- _ACTION ITEM_: Go through the data below line by line and report how many lines contain "text", giving only that figure.

Data records:
____________
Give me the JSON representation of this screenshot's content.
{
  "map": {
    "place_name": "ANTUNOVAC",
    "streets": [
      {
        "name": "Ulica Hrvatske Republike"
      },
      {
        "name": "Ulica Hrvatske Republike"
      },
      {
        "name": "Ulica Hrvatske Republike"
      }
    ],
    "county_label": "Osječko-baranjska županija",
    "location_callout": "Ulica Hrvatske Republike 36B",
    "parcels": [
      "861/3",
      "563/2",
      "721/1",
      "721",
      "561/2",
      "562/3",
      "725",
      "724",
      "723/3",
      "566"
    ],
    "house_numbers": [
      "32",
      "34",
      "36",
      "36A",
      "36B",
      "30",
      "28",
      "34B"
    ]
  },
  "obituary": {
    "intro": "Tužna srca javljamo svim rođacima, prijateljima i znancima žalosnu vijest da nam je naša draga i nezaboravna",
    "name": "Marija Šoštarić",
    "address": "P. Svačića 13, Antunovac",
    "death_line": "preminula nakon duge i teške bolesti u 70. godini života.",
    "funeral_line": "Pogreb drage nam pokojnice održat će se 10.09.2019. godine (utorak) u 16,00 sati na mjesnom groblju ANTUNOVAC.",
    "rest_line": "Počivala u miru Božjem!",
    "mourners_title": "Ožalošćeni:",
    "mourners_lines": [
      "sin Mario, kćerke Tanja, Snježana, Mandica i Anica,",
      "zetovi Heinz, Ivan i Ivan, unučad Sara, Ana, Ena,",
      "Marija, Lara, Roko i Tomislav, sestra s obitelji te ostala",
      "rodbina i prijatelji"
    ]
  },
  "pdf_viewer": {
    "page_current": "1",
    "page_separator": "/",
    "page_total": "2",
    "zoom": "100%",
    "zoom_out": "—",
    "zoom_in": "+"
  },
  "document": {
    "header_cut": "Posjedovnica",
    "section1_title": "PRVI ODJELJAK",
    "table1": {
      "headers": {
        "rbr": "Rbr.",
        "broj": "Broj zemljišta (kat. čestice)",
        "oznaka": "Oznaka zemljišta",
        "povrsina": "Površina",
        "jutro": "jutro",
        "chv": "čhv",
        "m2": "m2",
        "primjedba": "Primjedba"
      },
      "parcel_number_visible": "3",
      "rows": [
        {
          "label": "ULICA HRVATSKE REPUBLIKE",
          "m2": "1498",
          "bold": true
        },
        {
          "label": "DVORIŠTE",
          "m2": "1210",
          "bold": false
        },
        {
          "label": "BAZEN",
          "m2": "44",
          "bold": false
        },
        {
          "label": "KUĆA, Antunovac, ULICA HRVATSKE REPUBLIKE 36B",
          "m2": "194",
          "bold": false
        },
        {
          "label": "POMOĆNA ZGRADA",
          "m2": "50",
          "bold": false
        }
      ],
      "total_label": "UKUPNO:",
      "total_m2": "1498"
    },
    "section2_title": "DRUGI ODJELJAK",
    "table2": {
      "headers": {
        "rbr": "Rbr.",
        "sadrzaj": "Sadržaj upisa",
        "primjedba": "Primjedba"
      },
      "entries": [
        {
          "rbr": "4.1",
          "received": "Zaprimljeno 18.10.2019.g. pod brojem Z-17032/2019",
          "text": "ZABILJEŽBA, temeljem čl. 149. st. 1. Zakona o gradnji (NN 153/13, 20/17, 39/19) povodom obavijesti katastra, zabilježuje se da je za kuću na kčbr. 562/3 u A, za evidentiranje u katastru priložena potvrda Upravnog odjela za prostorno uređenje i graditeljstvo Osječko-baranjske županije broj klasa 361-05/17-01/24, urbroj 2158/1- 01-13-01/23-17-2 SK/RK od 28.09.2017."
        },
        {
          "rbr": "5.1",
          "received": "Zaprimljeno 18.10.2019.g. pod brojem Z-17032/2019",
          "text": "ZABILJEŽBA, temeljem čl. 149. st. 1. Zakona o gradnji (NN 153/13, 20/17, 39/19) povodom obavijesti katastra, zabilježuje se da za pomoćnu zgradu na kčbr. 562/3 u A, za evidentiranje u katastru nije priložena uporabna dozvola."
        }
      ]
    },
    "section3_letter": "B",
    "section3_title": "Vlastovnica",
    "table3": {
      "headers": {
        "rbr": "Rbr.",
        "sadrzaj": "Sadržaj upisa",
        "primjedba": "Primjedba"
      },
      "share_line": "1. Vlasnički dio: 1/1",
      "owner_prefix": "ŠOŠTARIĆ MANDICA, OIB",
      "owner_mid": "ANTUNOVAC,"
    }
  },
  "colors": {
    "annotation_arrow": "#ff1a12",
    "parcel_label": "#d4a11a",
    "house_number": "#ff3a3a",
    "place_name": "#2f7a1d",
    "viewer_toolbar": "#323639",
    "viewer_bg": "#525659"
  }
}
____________
- _RESULT_: 2